AbstractIn this thesis, we are concerned with two major challenges in computationallearning theory: learning in the presence of large amounts of irrelevant information and learning from noisy data. We model the former issue by assumingthat the concepts to be learned depend only on few relevant attributes—suchconcepts are calledjuntas. The latter issue is modeled by a random noise processthat affects attribute and classification values. Thereby, we confine ourselves tostudying Boolean attributes and classifications. We approach the coincidence ofboth issues from two different perspectives.First, we investigate a specific greedy algorithm for finding the relevant attributes of a Boolean concept. This algorithm is very simple and successfullyused in practice. We provide a precise characterization of the concepts for whichthe greedy algorithm is successful. This characterization is based on a propertyof the Fourier spectrum of the concept under consideration. In addition, we showthat the algorithm can tolerate quite general attribute and classification noise.Second, we design and analyze Fourierbased algorithms with the explicit goalof efficiently learning large classes of juntas from uniformly distributed noisecorrupted examples. It turns out that the Fourier method and an extension ofthe greedy method are capable of learning exactly the same concept classes withequal efficiency. We extend the Fourier approach to nonuniformly distributedexamples and prove that monotone juntas and parity functions with few relevantvariables can be efficiently learned in this setting.Both approaches are inefficient in learning the class of parity juntas fromuniformly distributed noisy examples. For this task, we propose an alternativemethod, which is based on the method of minimizing the disagreements between the learning data and the output hypothesis.

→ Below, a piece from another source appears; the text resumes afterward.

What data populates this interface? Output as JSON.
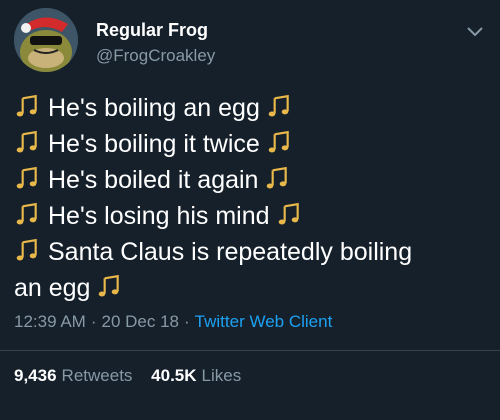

While the running time ofthis method is also very high, it works independently of the input distribution.
Furthermore, we prove lower bounds on the sample size that is necessary forsuccessful learning of parity juntas from noisy data in terms of certain noiseparameters.As a sideproduct, we prove a characterization of general learnability fromnoiseaffected uniformly distributed examples.
Furthermore, we prove lower bounds on the sample size that is necessary forsuccessful learning of parity juntas from noisy data in terms of certain noiseparameters.As a sideproduct, we prove a characterization of general learnability fromnoiseaffected uniformly distributed examples.
Original language  English 

Qualification  Doctorate / Phd 
Awarding Institution 

Supervisors/Advisors 

Award date  08.12.2006 
Publication status  Published  01.08.2006 
Projects
 1 Finished